The data START

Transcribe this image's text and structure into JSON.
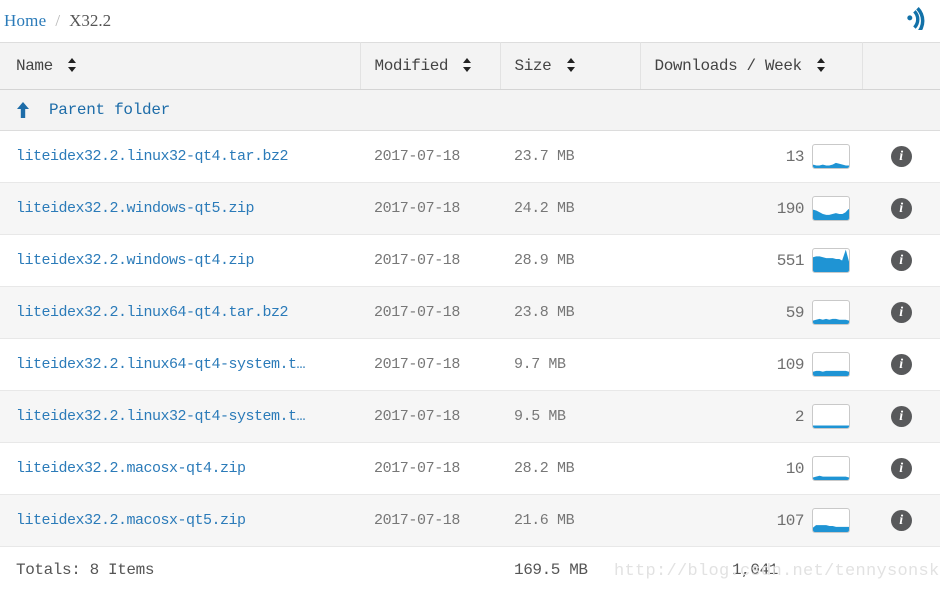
{
  "breadcrumb": {
    "home_label": "Home",
    "separator": "/",
    "current_label": "X32.2",
    "rss_icon": "rss-feed-icon"
  },
  "table": {
    "headers": {
      "name": "Name",
      "modified": "Modified",
      "size": "Size",
      "downloads": "Downloads / Week",
      "info": ""
    },
    "parent_row": {
      "icon": "up-arrow-icon",
      "label": "Parent folder"
    },
    "rows": [
      {
        "name": "liteidex32.2.linux32-qt4.tar.bz2",
        "modified": "2017-07-18",
        "size": "23.7 MB",
        "downloads": "13",
        "sparkline": [
          2,
          1,
          1,
          2,
          1,
          1,
          2,
          4,
          3,
          2,
          1,
          1
        ],
        "info_icon": "info-icon"
      },
      {
        "name": "liteidex32.2.windows-qt5.zip",
        "modified": "2017-07-18",
        "size": "24.2 MB",
        "downloads": "190",
        "sparkline": [
          10,
          9,
          7,
          5,
          4,
          4,
          5,
          6,
          5,
          5,
          7,
          11
        ],
        "info_icon": "info-icon"
      },
      {
        "name": "liteidex32.2.windows-qt4.zip",
        "modified": "2017-07-18",
        "size": "28.9 MB",
        "downloads": "551",
        "sparkline": [
          15,
          16,
          16,
          15,
          14,
          14,
          14,
          13,
          13,
          11,
          22,
          8
        ],
        "info_icon": "info-icon"
      },
      {
        "name": "liteidex32.2.linux64-qt4.tar.bz2",
        "modified": "2017-07-18",
        "size": "23.8 MB",
        "downloads": "59",
        "sparkline": [
          2,
          3,
          4,
          3,
          4,
          3,
          4,
          4,
          3,
          3,
          3,
          2
        ],
        "info_icon": "info-icon"
      },
      {
        "name": "liteidex32.2.linux64-qt4-system.t…",
        "modified": "2017-07-18",
        "size": "9.7 MB",
        "downloads": "109",
        "sparkline": [
          3,
          4,
          4,
          3,
          4,
          4,
          4,
          4,
          4,
          4,
          4,
          3
        ],
        "info_icon": "info-icon"
      },
      {
        "name": "liteidex32.2.linux32-qt4-system.t…",
        "modified": "2017-07-18",
        "size": "9.5 MB",
        "downloads": "2",
        "sparkline": [
          1,
          1,
          1,
          1,
          1,
          1,
          1,
          1,
          1,
          1,
          1,
          1
        ],
        "info_icon": "info-icon"
      },
      {
        "name": "liteidex32.2.macosx-qt4.zip",
        "modified": "2017-07-18",
        "size": "28.2 MB",
        "downloads": "10",
        "sparkline": [
          1,
          2,
          3,
          2,
          2,
          2,
          2,
          2,
          2,
          2,
          2,
          1
        ],
        "info_icon": "info-icon"
      },
      {
        "name": "liteidex32.2.macosx-qt5.zip",
        "modified": "2017-07-18",
        "size": "21.6 MB",
        "downloads": "107",
        "sparkline": [
          3,
          6,
          6,
          6,
          6,
          5,
          5,
          4,
          4,
          4,
          4,
          4
        ],
        "info_icon": "info-icon"
      }
    ],
    "totals": {
      "items_label": "Totals: 8 Items",
      "size": "169.5 MB",
      "downloads": "1,041"
    }
  },
  "watermark": {
    "text": "http://blog.csdn.net/tennysonsky"
  },
  "colors": {
    "link_blue": "#2b7bb9",
    "spark_blue": "#1f94d4",
    "info_gray": "#58595b",
    "header_bg": "#f3f3f3",
    "alt_row_bg": "#f6f6f6"
  }
}
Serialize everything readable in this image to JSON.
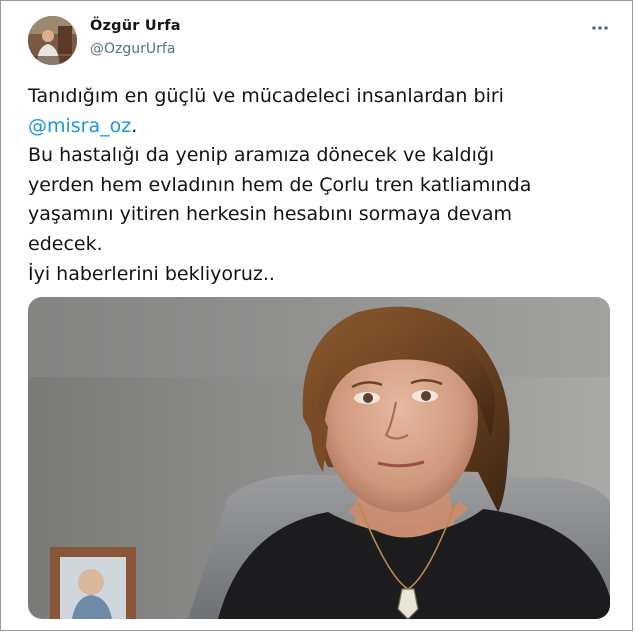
{
  "tweet": {
    "author": {
      "display_name": "Özgür Urfa",
      "handle": "@OzgurUrfa"
    },
    "more_icon": "more-horizontal-icon",
    "text_lines": {
      "line1": "Tanıdığım en güçlü ve mücadeleci insanlardan biri",
      "line2_mention": "@misra_oz",
      "line2_suffix": ".",
      "line3": "Bu hastalığı da yenip aramıza dönecek ve kaldığı",
      "line4": "yerden hem evladının hem de Çorlu tren katliamında",
      "line5": "yaşamını yitiren herkesin hesabını sormaya devam",
      "line6": "edecek.",
      "line7": "İyi haberlerini bekliyoruz.."
    }
  },
  "colors": {
    "mention": "#1b95e0",
    "handle": "#5b7083",
    "text": "#0f1419"
  }
}
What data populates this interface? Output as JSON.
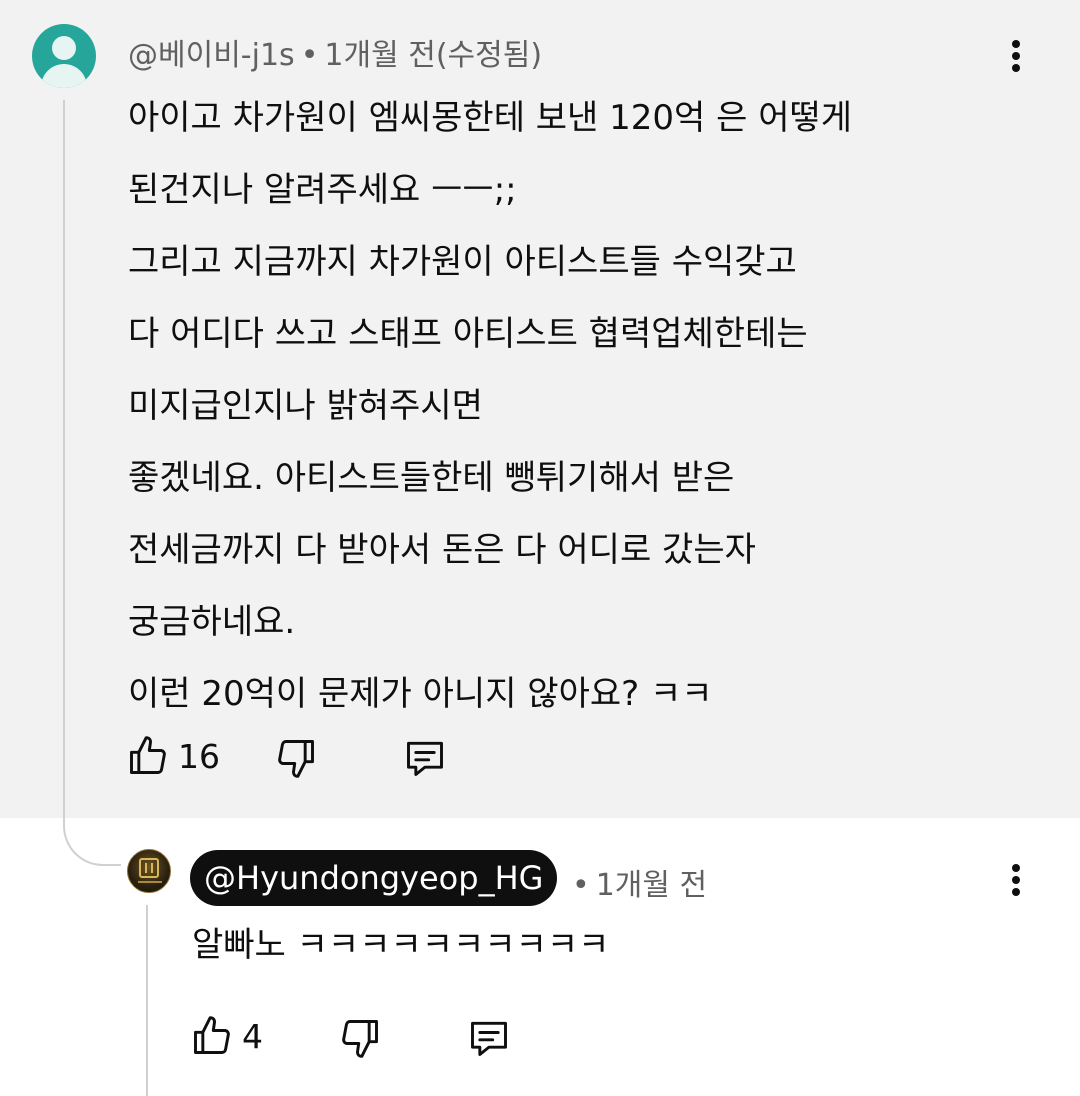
{
  "parent_comment": {
    "author": "@베이비-j1s",
    "separator": "•",
    "time": "1개월 전(수정됨)",
    "lines": [
      "아이고 차가원이 엠씨몽한테 보낸 120억 은 어떻게",
      "된건지나 알려주세요 ㅡㅡ;;",
      "그리고 지금까지 차가원이 아티스트들 수익갖고",
      "다 어디다 쓰고 스태프 아티스트 협력업체한테는",
      "미지급인지나 밝혀주시면",
      "좋겠네요. 아티스트들한테 뺑튀기해서 받은",
      "전세금까지 다 받아서 돈은 다 어디로 갔는자",
      "궁금하네요.",
      "이런 20억이 문제가 아니지 않아요? ㅋㅋ"
    ],
    "like_count": "16",
    "avatar_icon": "default-person-avatar",
    "avatar_color": "#26a69a"
  },
  "reply_comment": {
    "author": "@Hyundongyeop_HG",
    "separator": "•",
    "time": "1개월 전",
    "text": "알빠노 ㅋㅋㅋㅋㅋㅋㅋㅋㅋㅋ",
    "like_count": "4",
    "avatar_icon": "channel-logo-avatar",
    "author_pill_color": "#0f0f0f"
  },
  "icons": {
    "like": "thumbs-up-icon",
    "dislike": "thumbs-down-icon",
    "reply": "reply-comment-icon",
    "menu": "more-vert-icon"
  },
  "colors": {
    "parent_background": "#f2f2f2",
    "meta_text": "#606060",
    "thread_line": "#d0d0d0"
  }
}
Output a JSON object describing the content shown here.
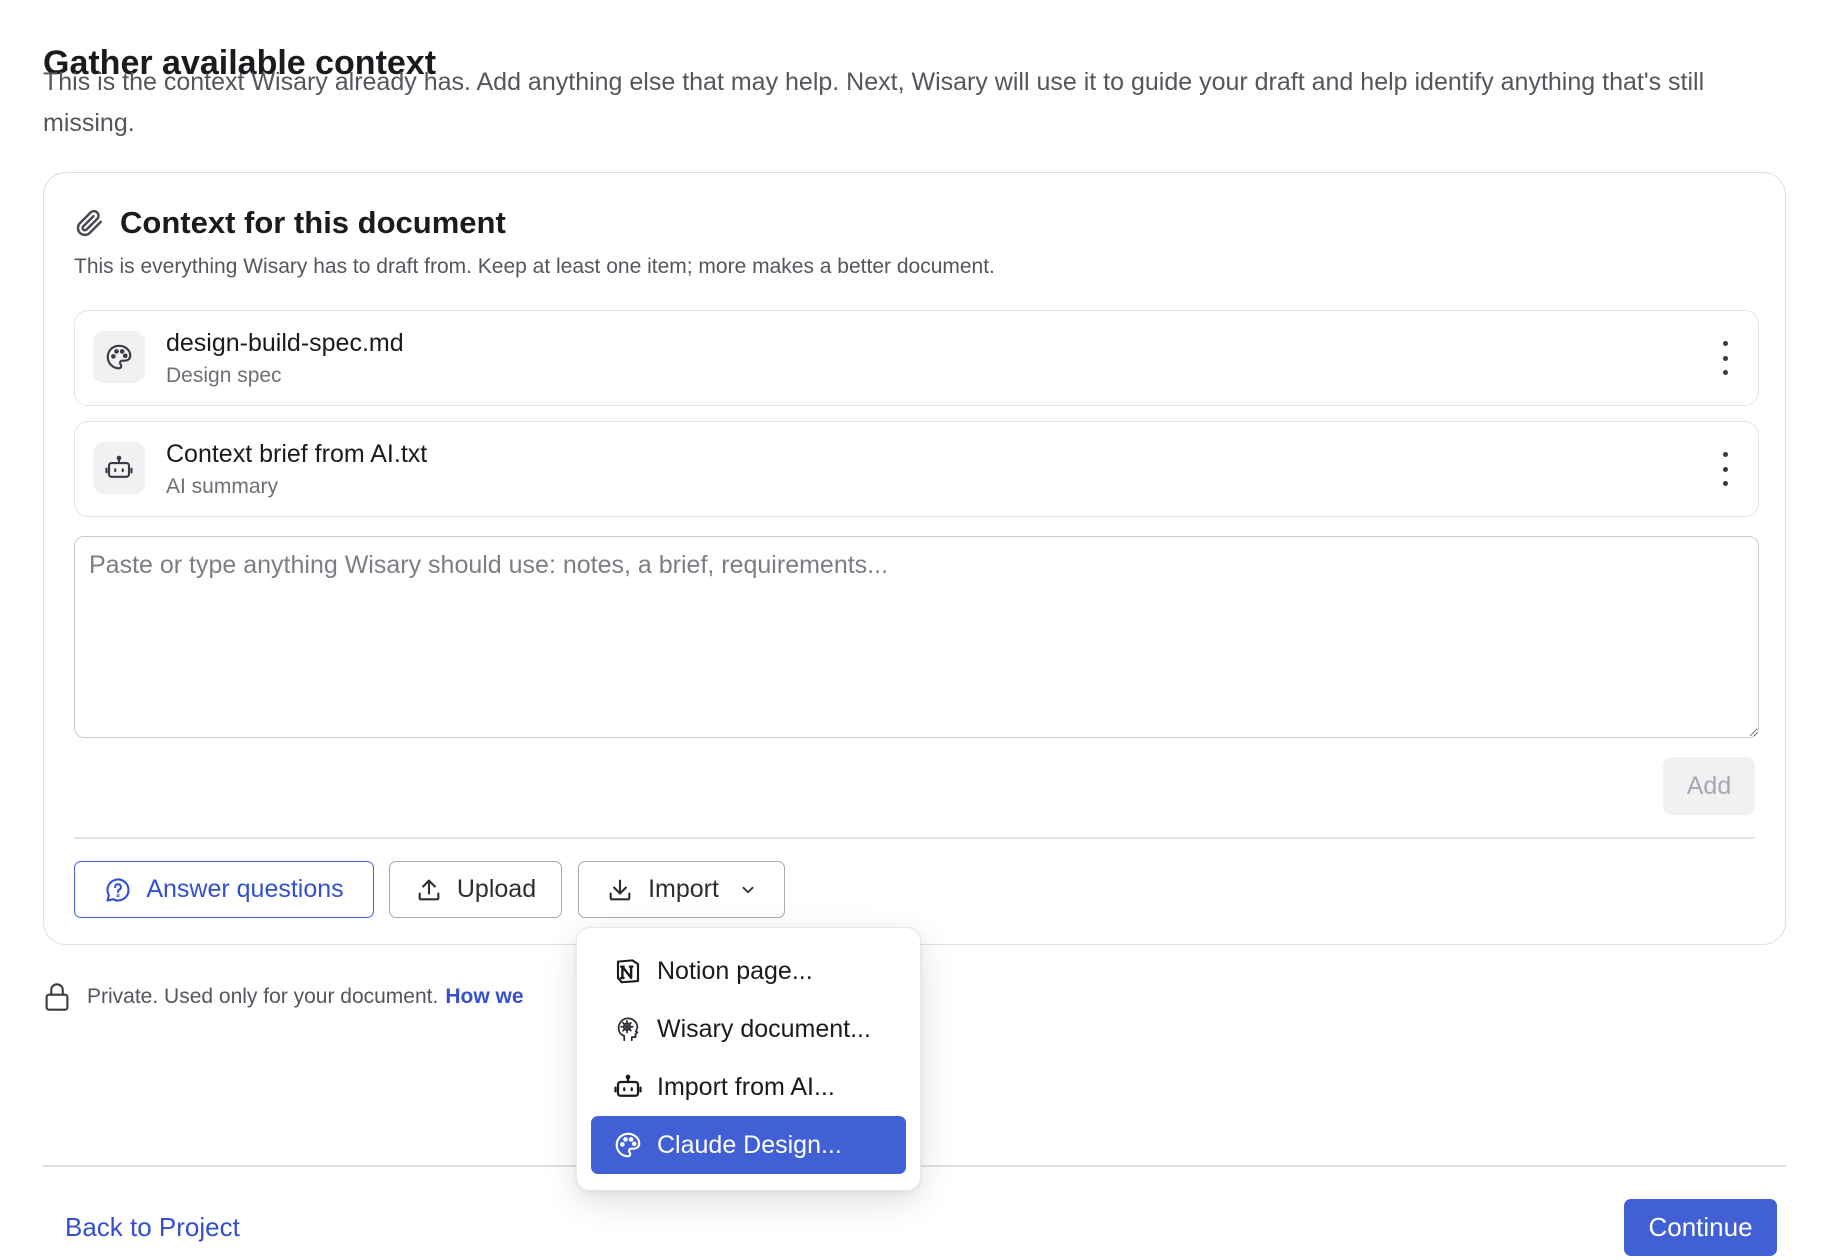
{
  "header": {
    "title": "Gather available context",
    "subtitle": "This is the context Wisary already has. Add anything else that may help. Next, Wisary will use it to guide your draft and help identify anything that's still missing."
  },
  "card": {
    "icon": "paperclip-icon",
    "title": "Context for this document",
    "description": "This is everything Wisary has to draft from. Keep at least one item; more makes a better document.",
    "items": [
      {
        "name": "design-build-spec.md",
        "type": "Design spec",
        "icon": "palette-icon"
      },
      {
        "name": "Context brief from AI.txt",
        "type": "AI summary",
        "icon": "robot-icon"
      }
    ],
    "input_placeholder": "Paste or type anything Wisary should use: notes, a brief, requirements...",
    "input_value": "",
    "add_label": "Add",
    "actions": {
      "answer_label": "Answer questions",
      "upload_label": "Upload",
      "import_label": "Import"
    }
  },
  "privacy": {
    "text": "Private. Used only for your document.",
    "link": "How we"
  },
  "import_menu": {
    "items": [
      {
        "label": "Notion page...",
        "icon": "notion-icon"
      },
      {
        "label": "Wisary document...",
        "icon": "wisary-logo-icon"
      },
      {
        "label": "Import from AI...",
        "icon": "robot-icon"
      },
      {
        "label": "Claude Design...",
        "icon": "palette-icon",
        "highlighted": true
      }
    ]
  },
  "footer": {
    "back_label": "Back to Project",
    "continue_label": "Continue"
  },
  "colors": {
    "accent": "#4260d6",
    "link": "#3450cf",
    "muted_text": "#55565d"
  }
}
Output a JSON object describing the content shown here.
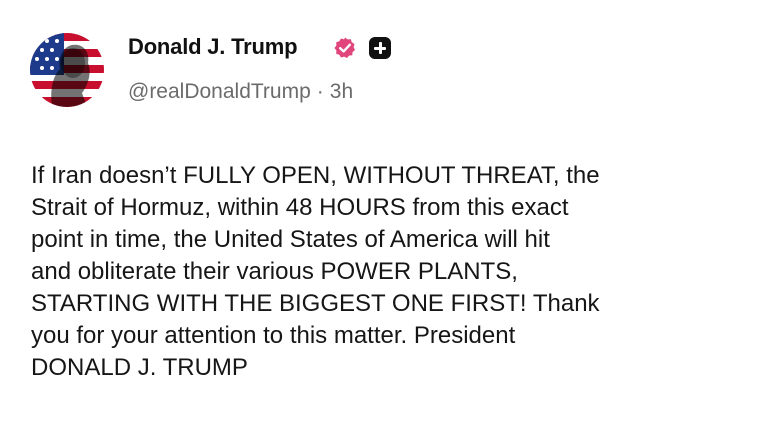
{
  "author": {
    "name": "Donald J. Trump",
    "handle": "@realDonaldTrump",
    "separator": "·",
    "time": "3h",
    "verified_color": "#e0457b",
    "avatar": "avatar-american-flag-portrait"
  },
  "icons": {
    "verified": "verified-badge-icon",
    "plus": "plus-badge-icon"
  },
  "post": {
    "lines": [
      "If Iran doesn’t FULLY OPEN, WITHOUT THREAT, the",
      "Strait of Hormuz, within 48 HOURS from this exact",
      "point in time, the United States of America will hit",
      "and obliterate their various POWER PLANTS,",
      "STARTING WITH THE BIGGEST ONE FIRST! Thank",
      "you for your attention to this matter. President",
      "DONALD J. TRUMP"
    ]
  }
}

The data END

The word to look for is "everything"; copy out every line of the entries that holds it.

**Solution to this task:**
Serialize everything readable in this image to JSON.
    "description": "This is everything Wisary has to draft from. Keep at least one item; more makes a better document.",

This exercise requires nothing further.